This year we are trying harder to have more in the way of leafy vegetables, lettuces, chard, kale, and spinach, we are getting there but it is always a juggle to make sure we have finished a crop in time to plant the next thing which will already be a few weeks old and desperate to get out of the modules they have been sown and grown in. The second sowings of lettuce and chard are being picked every week, along with courgettes, spring onions, and more recently, plenty of sweet peas. The dwarf beans are now in flower, as are the autumn raspberries which will soon be fruiting hopefully well into late autumn. The second tray of beetroot got planted as did a first of new chard plants. The dill, chervil and two varieties of coriander got sown.
The cabbage white butterflies have started to arrive in force, attracted by the smell of the brassica plants covered in a fine mesh netting, they constantly dance with frustration, and unable to find a way in to lay their eggs, have to go elsewhere, unless of course they manage to find an opening. All the brassica seedlings waiting to be planted and yet tiny in their growing modules have already been visited, and any hatching caterpillar will make short work of them so we need to be vigilant. This year we have a master plan to use organic bacteria against the caterpillars, a highly selective biological insecticide, gives them a stomach ache and they drop off the plants after just a day or two of happy munching. Totally ineffective against people, pets, birds, and pollinators, this bacteria known as Bacillus thuringiensis is easy to use when made into a spray. We always ensure we have plants and flowers to encourage as much wildlife as possible, and we do have alternatives for the caterpillars to go to, but the misery of caterpillar infested brassicas is something that all veg growers know about. The horror of finding boiled or steamed victims in the saucepan in spite of diligent searching is very unpleasant indeed. The alternative is to use a spray that affects all insects which to us is unacceptable, and try as you might to keep the plants clean of eggs and constantly covered in fine netting is still never good enough. We are keen to see for ourselves if this will be the answer we have been waiting for, and will let you know.
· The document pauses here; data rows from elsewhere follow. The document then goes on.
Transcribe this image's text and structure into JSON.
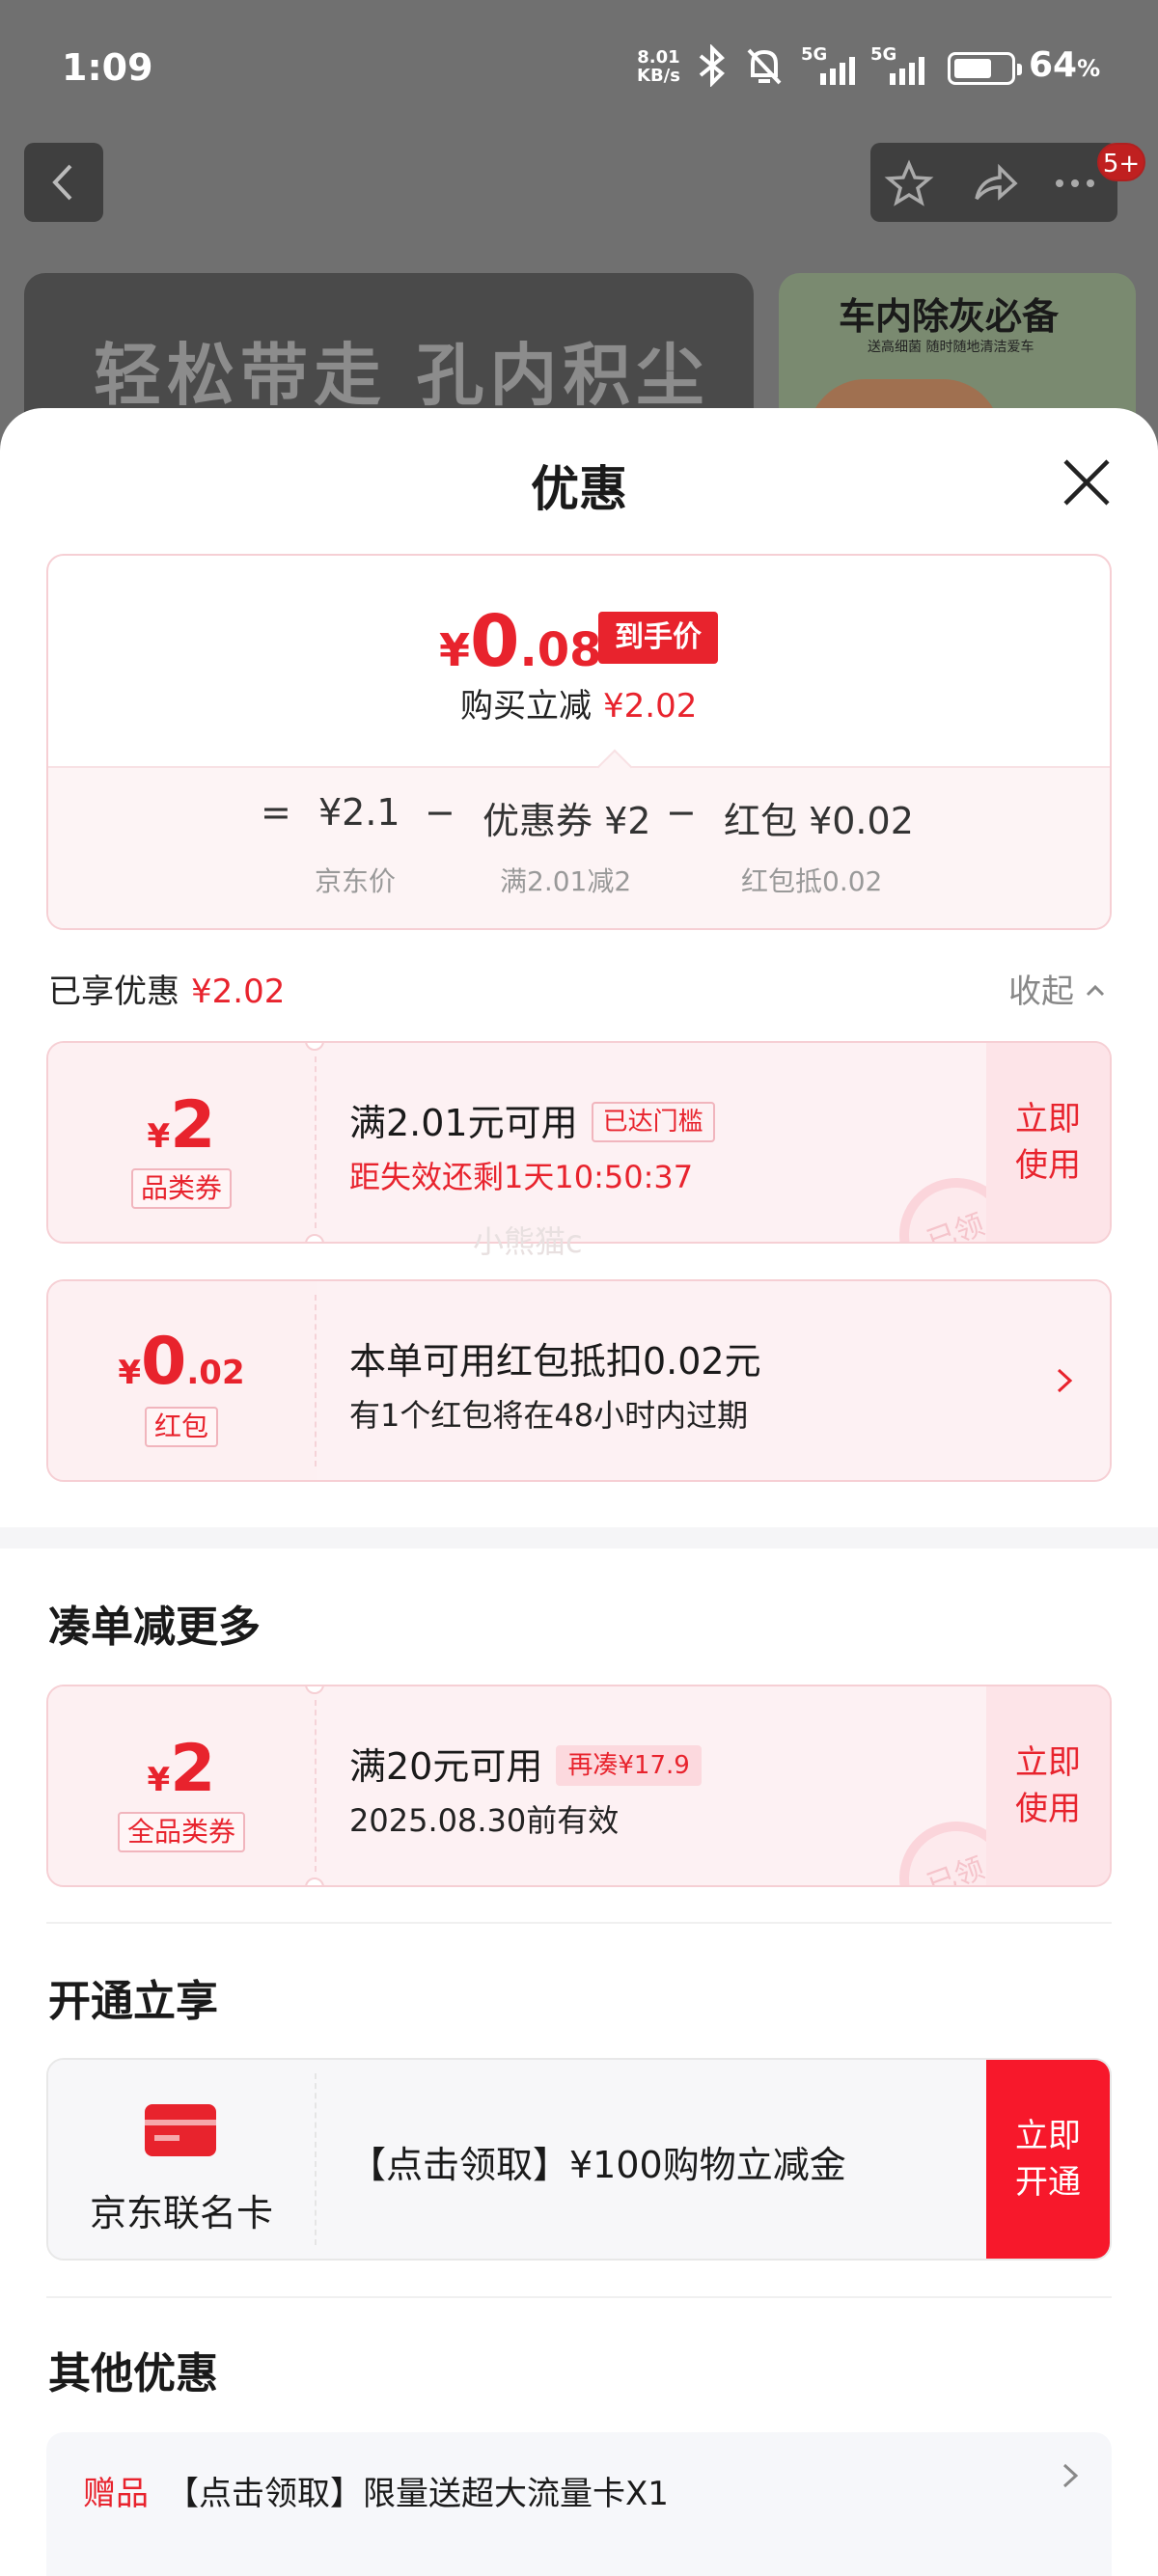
{
  "status_bar": {
    "time": "1:09",
    "net_speed_value": "8.01",
    "net_speed_unit": "KB/s",
    "signal1": "5G",
    "signal2": "5G",
    "battery": "64",
    "battery_unit": "%"
  },
  "background": {
    "notification_badge": "5+",
    "banner_left_text": "轻松带走 孔内积尘",
    "banner_right_title": "车内除灰必备",
    "banner_right_sub": "送高细菌 随时随地清洁爱车"
  },
  "sheet": {
    "title": "优惠"
  },
  "summary": {
    "currency": "¥",
    "price_int": "0",
    "price_dec": ".08",
    "price_tag": "到手价",
    "buy_label": "购买立减",
    "buy_amount": "¥2.02",
    "eq": "=",
    "jd_price": "¥2.1",
    "minus1": "−",
    "coupon_part": "优惠券 ¥2",
    "minus2": "−",
    "redpacket_part": "红包 ¥0.02",
    "jd_price_label": "京东价",
    "coupon_cond": "满2.01减2",
    "redpacket_cond": "红包抵0.02"
  },
  "enjoyed": {
    "label": "已享优惠",
    "amount": "¥2.02",
    "collapse": "收起"
  },
  "coupons": [
    {
      "currency": "¥",
      "amount": "2",
      "amount_dec": "",
      "type": "品类券",
      "line1": "满2.01元可用",
      "chip": "已达门槛",
      "line2": "距失效还剩1天10:50:37",
      "action": "立即使用",
      "stamp": "已领"
    },
    {
      "currency": "¥",
      "amount": "0",
      "amount_dec": ".02",
      "type": "红包",
      "line1": "本单可用红包抵扣0.02元",
      "line2": "有1个红包将在48小时内过期"
    }
  ],
  "watermark": "小熊猫c",
  "more_section": {
    "title": "凑单减更多",
    "coupon": {
      "currency": "¥",
      "amount": "2",
      "type": "全品类券",
      "line1": "满20元可用",
      "chip": "再凑¥17.9",
      "line2": "2025.08.30前有效",
      "action": "立即使用",
      "stamp": "已领"
    }
  },
  "open_section": {
    "title": "开通立享",
    "card_name": "京东联名卡",
    "text": "【点击领取】¥100购物立减金",
    "action": "立即开通"
  },
  "other_section": {
    "title": "其他优惠",
    "gift_label": "赠品",
    "gift_text": "【点击领取】限量送超大流量卡X1"
  },
  "colors": {
    "accent_red": "#e8232d",
    "coupon_bg": "#fdf0f2",
    "border_pink": "#f6cfd4"
  }
}
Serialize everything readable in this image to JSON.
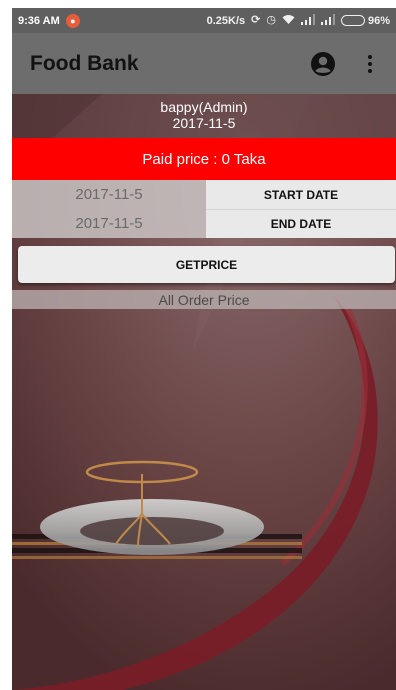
{
  "status_bar": {
    "time": "9:36 AM",
    "network_speed": "0.25K/s",
    "battery_percent": "96%",
    "battery_level": 0.96,
    "icons": [
      "notification-icon",
      "sync-icon",
      "alarm-icon",
      "wifi-icon",
      "signal-icon",
      "signal-icon",
      "battery-icon"
    ]
  },
  "app_bar": {
    "title": "Food Bank",
    "account_icon": "account-circle-icon",
    "menu_icon": "more-vert-icon"
  },
  "user": {
    "name": "bappy(Admin)",
    "date": "2017-11-5"
  },
  "paid": {
    "label": "Paid price :",
    "amount": "0 Taka"
  },
  "date_range": {
    "start_value": "2017-11-5",
    "start_button": "START DATE",
    "end_value": "2017-11-5",
    "end_button": "END DATE"
  },
  "getprice_button": "GETPRICE",
  "all_order_label": "All Order Price",
  "colors": {
    "status_bar": "#5f5f5f",
    "app_bar": "#6d6d6d",
    "paid_bar": "#ff0000",
    "background": "#6e4a4c"
  }
}
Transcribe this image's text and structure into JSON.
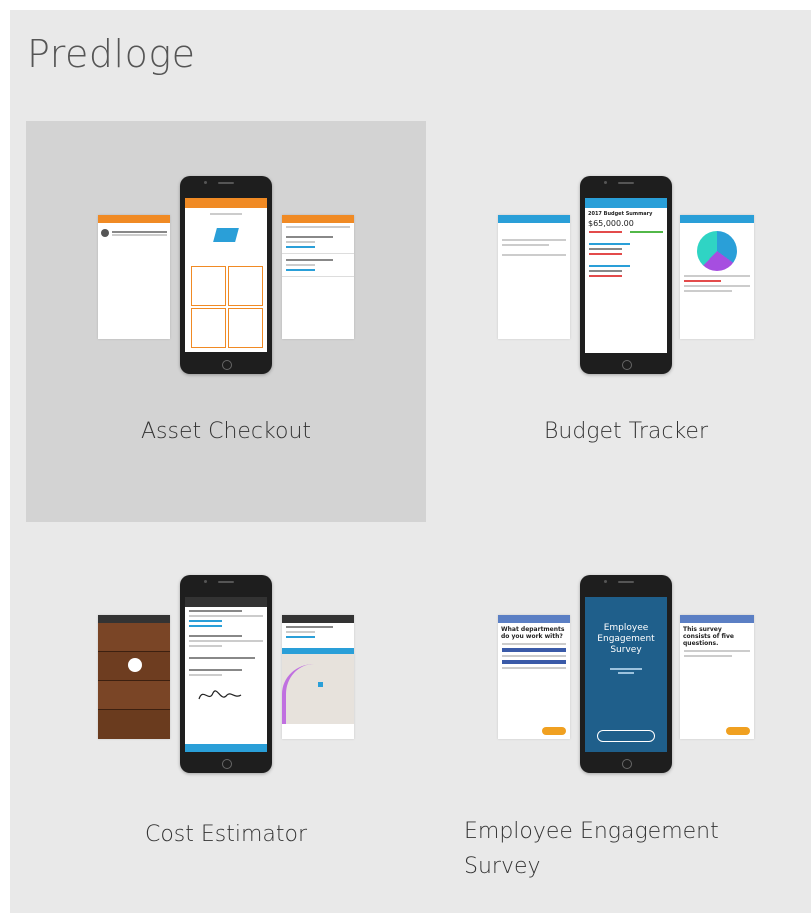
{
  "page": {
    "title": "Predloge"
  },
  "templates": [
    {
      "id": "asset-checkout",
      "label": "Asset Checkout",
      "selected": true,
      "accent": "#f08a24",
      "phone_header": "Asset Checkout"
    },
    {
      "id": "budget-tracker",
      "label": "Budget Tracker",
      "selected": false,
      "accent": "#2a9fd8",
      "phone_header": "Budget Tracker",
      "screen_heading": "2017 Budget Summary",
      "screen_amount": "$65,000.00"
    },
    {
      "id": "cost-estimator",
      "label": "Cost Estimator",
      "selected": false,
      "accent": "#2a9fd8"
    },
    {
      "id": "employee-engagement-survey",
      "label": "Employee Engagement Survey",
      "label_lines": [
        "Employee Engagement",
        "Survey"
      ],
      "selected": false,
      "accent": "#5b7fc4",
      "screen_left_heading": "What departments do you work with?",
      "screen_center_heading": "Employee Engagement Survey",
      "screen_right_heading": "This survey consists of five questions."
    }
  ]
}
Morrisons the supermarket, are still happy to be supporting us, and have recently provided some herbs shared with the Incredible Edibles, and for us, a pack of most unusual seed packets of wild flowers. It never quite ceases to amaze the ways and means thought of to entice us humans into growing things when perhaps we may have tired of more conventional means provided by a mere packet of wild flower seeds. Pictured below, you simply poke the card tabs, pointed end down into the soil up to the marker, and apparently ‘hey presto’ the collection of seeds stuck there are good to grow. Unbelievable, and what more can be said about the time and energy that went into producing those – however if it floats your boat then crack on and try it! With time and any luck the final effect might look as good as the fine display currently in flower outside St. Paul’s Church near the path of the front entrance, and pictured below. Absolutely delightful and a real picture to see so have a look if you are going that way, or even if you are not, give your eyes and brain a treat.
- Finish clipping the perimeter hedge plants
- Plant chard tray number two
- Plant Chinese cabbages and Kaibroc if ready
- Keep watering new and speedily growing plants including celery
- Continue to side shoot the tomatoes
- Maybe start on that bed inside the top gate